## TASK PROMPT
Below are the records; copy each line in them that holds the word "title".
+---+
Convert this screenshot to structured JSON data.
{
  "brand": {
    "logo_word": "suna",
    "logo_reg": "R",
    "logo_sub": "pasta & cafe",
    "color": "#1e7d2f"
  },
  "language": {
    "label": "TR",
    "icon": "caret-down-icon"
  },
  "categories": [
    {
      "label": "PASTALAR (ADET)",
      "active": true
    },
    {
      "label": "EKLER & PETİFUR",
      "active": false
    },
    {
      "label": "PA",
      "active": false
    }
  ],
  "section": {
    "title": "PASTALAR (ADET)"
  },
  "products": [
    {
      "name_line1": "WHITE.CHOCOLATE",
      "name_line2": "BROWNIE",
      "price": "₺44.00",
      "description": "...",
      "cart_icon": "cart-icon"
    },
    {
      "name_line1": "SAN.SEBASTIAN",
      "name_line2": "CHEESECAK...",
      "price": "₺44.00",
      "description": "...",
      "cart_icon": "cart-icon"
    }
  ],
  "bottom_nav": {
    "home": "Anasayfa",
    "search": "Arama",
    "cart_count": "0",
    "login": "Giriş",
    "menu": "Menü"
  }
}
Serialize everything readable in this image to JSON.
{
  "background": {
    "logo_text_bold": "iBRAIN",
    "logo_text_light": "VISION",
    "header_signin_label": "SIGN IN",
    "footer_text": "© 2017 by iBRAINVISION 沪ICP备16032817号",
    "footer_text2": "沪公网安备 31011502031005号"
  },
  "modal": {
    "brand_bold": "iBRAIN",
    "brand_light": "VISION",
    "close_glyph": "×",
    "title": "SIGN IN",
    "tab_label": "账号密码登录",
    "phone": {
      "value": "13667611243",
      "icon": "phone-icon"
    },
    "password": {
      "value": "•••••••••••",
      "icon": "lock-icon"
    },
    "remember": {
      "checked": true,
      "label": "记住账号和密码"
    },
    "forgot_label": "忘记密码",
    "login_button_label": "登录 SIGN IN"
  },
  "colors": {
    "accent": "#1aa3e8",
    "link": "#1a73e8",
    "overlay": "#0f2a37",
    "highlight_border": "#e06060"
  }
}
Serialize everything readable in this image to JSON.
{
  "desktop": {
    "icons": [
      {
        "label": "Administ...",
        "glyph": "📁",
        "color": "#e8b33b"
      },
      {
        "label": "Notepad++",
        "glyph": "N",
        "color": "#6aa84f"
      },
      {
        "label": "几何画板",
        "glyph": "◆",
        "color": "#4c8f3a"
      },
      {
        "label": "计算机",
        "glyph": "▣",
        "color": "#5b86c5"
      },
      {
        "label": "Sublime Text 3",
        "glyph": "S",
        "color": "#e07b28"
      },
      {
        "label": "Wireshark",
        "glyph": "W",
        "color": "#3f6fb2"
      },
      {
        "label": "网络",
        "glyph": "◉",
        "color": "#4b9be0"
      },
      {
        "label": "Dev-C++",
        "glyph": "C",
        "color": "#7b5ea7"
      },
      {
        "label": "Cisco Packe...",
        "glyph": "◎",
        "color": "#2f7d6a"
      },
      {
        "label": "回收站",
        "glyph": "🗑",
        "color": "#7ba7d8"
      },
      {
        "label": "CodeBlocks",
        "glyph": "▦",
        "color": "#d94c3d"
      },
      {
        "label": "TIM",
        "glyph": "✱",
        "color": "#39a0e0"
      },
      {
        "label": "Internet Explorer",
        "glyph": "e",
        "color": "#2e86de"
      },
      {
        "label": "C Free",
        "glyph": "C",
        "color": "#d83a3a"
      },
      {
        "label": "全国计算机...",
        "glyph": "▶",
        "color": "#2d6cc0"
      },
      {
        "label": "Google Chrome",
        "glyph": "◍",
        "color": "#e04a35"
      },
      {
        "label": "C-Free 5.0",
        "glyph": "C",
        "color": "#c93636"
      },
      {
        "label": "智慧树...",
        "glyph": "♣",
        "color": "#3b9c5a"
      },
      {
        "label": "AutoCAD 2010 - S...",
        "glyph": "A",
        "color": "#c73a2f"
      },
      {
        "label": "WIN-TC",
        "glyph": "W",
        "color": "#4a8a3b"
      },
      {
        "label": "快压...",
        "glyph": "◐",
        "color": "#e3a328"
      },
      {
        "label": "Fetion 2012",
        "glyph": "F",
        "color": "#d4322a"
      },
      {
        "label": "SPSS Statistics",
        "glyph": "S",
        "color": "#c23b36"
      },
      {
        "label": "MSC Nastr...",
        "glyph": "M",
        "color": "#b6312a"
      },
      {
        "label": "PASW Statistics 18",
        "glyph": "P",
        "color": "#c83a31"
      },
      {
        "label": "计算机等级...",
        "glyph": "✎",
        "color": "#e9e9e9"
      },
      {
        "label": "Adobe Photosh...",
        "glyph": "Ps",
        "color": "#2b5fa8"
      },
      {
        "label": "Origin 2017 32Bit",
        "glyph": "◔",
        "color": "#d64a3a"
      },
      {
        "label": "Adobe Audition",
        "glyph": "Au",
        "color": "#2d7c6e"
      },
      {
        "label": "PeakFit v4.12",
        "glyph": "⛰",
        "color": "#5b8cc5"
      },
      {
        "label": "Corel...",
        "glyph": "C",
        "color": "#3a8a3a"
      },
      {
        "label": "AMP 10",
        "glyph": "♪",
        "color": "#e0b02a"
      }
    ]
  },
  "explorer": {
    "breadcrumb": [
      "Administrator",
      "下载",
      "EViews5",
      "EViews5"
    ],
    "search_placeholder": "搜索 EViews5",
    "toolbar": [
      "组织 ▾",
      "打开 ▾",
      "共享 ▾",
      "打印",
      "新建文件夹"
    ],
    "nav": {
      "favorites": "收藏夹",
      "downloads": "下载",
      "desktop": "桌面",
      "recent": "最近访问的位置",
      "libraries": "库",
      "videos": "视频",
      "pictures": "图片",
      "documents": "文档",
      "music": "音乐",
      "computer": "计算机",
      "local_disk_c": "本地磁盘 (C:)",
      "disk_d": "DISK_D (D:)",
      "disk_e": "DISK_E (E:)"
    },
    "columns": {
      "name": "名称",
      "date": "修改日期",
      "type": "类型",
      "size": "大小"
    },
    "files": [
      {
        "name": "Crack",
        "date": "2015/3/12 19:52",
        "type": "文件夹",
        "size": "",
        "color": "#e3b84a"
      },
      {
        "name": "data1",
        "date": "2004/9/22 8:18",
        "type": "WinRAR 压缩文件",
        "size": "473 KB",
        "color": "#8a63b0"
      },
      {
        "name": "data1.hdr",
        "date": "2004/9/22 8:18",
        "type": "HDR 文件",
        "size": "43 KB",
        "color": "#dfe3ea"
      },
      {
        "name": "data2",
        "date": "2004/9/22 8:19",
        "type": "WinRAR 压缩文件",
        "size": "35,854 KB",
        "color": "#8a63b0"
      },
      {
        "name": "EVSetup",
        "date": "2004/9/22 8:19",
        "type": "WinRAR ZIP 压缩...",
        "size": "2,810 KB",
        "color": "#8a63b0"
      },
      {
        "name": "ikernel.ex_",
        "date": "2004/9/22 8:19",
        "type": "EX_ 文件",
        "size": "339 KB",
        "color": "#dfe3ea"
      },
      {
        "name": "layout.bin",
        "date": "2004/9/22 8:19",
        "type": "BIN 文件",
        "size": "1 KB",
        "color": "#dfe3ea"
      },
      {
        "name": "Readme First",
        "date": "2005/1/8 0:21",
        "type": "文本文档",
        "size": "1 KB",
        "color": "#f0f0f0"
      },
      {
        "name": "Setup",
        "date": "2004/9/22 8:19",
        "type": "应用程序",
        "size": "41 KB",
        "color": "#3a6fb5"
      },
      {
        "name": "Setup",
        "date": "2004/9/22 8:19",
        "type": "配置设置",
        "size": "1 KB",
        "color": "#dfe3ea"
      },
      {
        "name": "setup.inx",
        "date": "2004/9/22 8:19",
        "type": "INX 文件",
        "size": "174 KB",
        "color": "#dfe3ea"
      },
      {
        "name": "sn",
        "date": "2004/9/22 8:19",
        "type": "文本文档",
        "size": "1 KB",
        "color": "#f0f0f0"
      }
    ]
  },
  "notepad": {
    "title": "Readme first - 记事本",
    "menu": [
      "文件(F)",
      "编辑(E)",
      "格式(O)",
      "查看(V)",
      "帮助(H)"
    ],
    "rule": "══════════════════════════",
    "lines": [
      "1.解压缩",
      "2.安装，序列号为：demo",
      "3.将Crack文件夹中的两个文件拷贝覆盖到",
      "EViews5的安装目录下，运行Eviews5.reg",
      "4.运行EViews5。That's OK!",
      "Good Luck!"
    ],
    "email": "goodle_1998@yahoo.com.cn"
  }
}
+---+
## OUTPUT FOR THIS EXERCISE
    "title": "PASTALAR (ADET)"
    "title": "SIGN IN",
    "title": "Readme first - 记事本",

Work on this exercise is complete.